My Lords, the Government have recently consulted on a new model of shareholder voting on directors’ remuneration. This proposes giving the shareholders of quoted companies binding votes on the policy for the remuneration of directors and on exit payments. We are considering the responses and will announce final proposals shortly. These reforms will require primary legislation, and we aim to introduce measures during the Committee stage of the Enterprise and Regulatory Reform Bill in another place.
My Lords, while I appreciate the Government’s proposals in the enterprise Bill, does my noble friend agree that, even after shareholders are enabled to pass a special resolution on a remuneration report to make it binding rather than advisory, they may still have great difficulties in exercising that power effectively? Should we not have an urgent review of the workings of the remuneration provisions of the Companies Act? Shareholders, especially in big companies, feel increasingly that their interests as owners, and the long-term interests of their companies, are not being given proper priority by top management, which appears to put its own interests first.
Yes, my Lords, there is broad agreement among investors and businesses that the link between top pay and performance has grown weak and that the current pattern of growth in directors’ pay is unsustainable. Binding votes will encourage companies to set out a long-term pay policy that is clearly linked to the company’s strategy. Shareholders have been showing a keen appetite for a challenge on remuneration, and it is important that we give them the tools necessary to keep up this momentum.
My Lords, given that the policy referred to by the noble Lord, Lord Roberts, is viewed with scepticism for the reasons he indicated, is it not time that the leaders of industry and commerce were brought back to planet earth and workers’ representatives put on the boards of British companies and financial institutions, as is the case in successful economies such as Sweden, Germany and Holland?
My Lords, boards need to change and we are taking measures to promote greater diversity, but we do not believe in mandating that employees should be on boards. We encourage employees to get engaged by taking up their existing rights to information and consultation arrangements.
My Lords, encouraging as the Minister’s replies are, does he not agree that this matter is now urgent? No doubt he will be aware that last year, the total remuneration of FTSE chief executives increased by a further 10%, on top of the very substantial increases of recent years. That is quite out of line with the performance of share prices, with the economic performance of the country, and with what happens to everybody else. It really is a very urgent matter because capitalism is being brought into disrepute.

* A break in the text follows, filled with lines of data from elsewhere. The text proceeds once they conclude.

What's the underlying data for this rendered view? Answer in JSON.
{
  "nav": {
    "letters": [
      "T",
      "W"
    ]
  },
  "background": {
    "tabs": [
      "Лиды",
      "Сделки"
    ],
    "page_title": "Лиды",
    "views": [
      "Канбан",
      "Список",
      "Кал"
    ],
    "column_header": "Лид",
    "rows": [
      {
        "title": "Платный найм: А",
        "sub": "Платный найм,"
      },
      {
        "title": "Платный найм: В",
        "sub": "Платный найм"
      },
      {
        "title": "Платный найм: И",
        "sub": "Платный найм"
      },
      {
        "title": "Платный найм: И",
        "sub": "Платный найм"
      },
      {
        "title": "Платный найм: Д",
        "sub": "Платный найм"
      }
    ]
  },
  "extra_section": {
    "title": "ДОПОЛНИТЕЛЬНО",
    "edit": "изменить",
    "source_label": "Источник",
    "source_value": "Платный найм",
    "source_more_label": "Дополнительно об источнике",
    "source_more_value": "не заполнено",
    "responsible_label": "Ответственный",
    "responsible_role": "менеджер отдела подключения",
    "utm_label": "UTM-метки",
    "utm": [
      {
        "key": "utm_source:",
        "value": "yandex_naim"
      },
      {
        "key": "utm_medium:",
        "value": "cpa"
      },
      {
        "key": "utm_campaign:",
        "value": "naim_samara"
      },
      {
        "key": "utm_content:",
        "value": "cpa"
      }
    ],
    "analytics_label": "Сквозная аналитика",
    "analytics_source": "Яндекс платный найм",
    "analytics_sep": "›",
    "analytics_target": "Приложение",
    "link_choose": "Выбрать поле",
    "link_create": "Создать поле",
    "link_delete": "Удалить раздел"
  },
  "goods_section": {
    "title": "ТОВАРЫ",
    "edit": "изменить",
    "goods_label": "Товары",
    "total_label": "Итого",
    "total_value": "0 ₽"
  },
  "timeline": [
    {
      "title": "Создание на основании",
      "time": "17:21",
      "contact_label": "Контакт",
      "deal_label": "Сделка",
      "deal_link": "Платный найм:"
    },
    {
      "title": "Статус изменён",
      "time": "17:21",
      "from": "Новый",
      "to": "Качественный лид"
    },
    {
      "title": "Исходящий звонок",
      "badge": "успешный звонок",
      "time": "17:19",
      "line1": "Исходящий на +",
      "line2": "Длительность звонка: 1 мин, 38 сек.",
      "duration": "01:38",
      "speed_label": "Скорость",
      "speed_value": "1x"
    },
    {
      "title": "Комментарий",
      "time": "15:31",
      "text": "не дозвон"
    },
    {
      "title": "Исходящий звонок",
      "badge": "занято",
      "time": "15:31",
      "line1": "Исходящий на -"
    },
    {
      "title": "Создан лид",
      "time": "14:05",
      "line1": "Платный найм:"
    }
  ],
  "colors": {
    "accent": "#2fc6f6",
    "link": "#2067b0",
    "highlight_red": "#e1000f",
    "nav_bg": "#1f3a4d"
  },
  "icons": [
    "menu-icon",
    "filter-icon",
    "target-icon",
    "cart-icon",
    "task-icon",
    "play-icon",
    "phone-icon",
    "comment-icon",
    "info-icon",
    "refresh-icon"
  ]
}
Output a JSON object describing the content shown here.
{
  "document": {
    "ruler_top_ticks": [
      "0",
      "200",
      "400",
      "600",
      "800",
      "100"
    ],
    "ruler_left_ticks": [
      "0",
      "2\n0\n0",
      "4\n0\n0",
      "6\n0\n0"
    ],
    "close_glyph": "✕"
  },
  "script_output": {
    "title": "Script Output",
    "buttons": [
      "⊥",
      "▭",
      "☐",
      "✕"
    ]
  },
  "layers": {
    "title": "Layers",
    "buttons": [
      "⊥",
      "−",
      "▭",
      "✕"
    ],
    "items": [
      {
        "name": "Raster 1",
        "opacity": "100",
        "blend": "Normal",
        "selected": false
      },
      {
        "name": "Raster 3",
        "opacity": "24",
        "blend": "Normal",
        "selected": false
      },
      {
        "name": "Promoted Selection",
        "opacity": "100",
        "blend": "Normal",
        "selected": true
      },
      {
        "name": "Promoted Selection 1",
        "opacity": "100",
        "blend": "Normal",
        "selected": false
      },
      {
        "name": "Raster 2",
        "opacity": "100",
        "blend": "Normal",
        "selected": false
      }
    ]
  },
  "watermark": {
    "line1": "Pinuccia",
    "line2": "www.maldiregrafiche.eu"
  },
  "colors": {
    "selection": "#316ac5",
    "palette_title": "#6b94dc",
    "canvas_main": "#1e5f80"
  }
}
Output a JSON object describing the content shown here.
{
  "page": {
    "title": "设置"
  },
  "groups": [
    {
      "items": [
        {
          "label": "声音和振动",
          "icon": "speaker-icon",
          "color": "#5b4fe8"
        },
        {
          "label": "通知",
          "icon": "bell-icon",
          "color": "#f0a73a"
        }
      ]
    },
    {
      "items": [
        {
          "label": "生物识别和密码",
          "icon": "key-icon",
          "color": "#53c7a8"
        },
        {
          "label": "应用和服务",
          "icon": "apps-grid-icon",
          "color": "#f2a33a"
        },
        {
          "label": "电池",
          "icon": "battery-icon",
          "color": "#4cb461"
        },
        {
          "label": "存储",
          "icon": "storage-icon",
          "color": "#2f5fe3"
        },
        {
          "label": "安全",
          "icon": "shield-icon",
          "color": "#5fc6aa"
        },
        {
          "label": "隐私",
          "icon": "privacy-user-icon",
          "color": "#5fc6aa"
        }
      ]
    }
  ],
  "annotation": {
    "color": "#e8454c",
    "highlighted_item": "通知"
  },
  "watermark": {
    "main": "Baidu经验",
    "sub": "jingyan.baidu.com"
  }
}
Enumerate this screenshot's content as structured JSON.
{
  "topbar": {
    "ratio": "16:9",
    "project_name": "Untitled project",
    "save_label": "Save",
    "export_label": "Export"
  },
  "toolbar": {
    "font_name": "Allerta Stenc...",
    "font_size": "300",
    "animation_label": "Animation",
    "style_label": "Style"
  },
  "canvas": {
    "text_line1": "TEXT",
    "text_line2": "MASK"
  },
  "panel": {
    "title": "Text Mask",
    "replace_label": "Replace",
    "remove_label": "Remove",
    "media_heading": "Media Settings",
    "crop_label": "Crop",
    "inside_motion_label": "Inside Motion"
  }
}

My Lords, I am sympathetic to my noble friend’s view. We have to balance that against the fact that, while it is not the Government’s role to micromanage company pay, we have a role to play in addressing what is, as he says, a clear market failure. The culture has to change, too. We are pleased to see institutional investors taking a tougher stance on pay than they have in the past.
My Lords, following on from the noble Lord, Lord Tugendhat, the report produced by Manifest shows that the average UK chief executive is now paid 240 times the average earnings in this country. This is an outrageous multiple and it simply is not satisfactory for the Government to say that they are considering allowing binding resolutions on an optional basis. The time has come for the Government to get a grip on this issue and to make sure that these excessive acts of greed are stopped.
My Lords, is not one of the difficulties with the Government’s proposals that the people who act for the shareholders are the fund managers and the institutions—as the noble Lord, Lord Myners, is well aware—who are themselves paid huge sums of money, which, unlike with directors of public companies, are not disclosed?
Presumably unless they are quoted, my Lords. Institutional shareholders are showing a great deal more interest in taking action on this than they have previously, and we have every hope that they will take advantage of the tools that we propose to give them.
My Lords, we will require companies to give more information about pay. We are not in favour of mandating companies to adopt a standardised set of ratios because they are not always the best measure to compare across companies. Different types of companies have different ratios because of the nature of their businesses. We also know from the United States that it is not helpful to work out the appropriate pay ratio for a UK-listed company whose business is conducted largely overseas. But I hear what the noble Lord says.
My Lords, in answer to the question posed by the noble Lord, Lord Lea, the Minister said there were no plans to have employee representatives on management boards. Fine—but can the Minister tell the House why the Government object to workers’ representatives being on the boards?
My Lords, can the Minister explain exactly what a worker is? What is important is that directors on boards are seen to—and do—fulfil a duty to all the stakeholders in a business, including creditors, suppliers, employees and, above all, customers. I would welcome the Minister’s illumination on what constitutes a worker.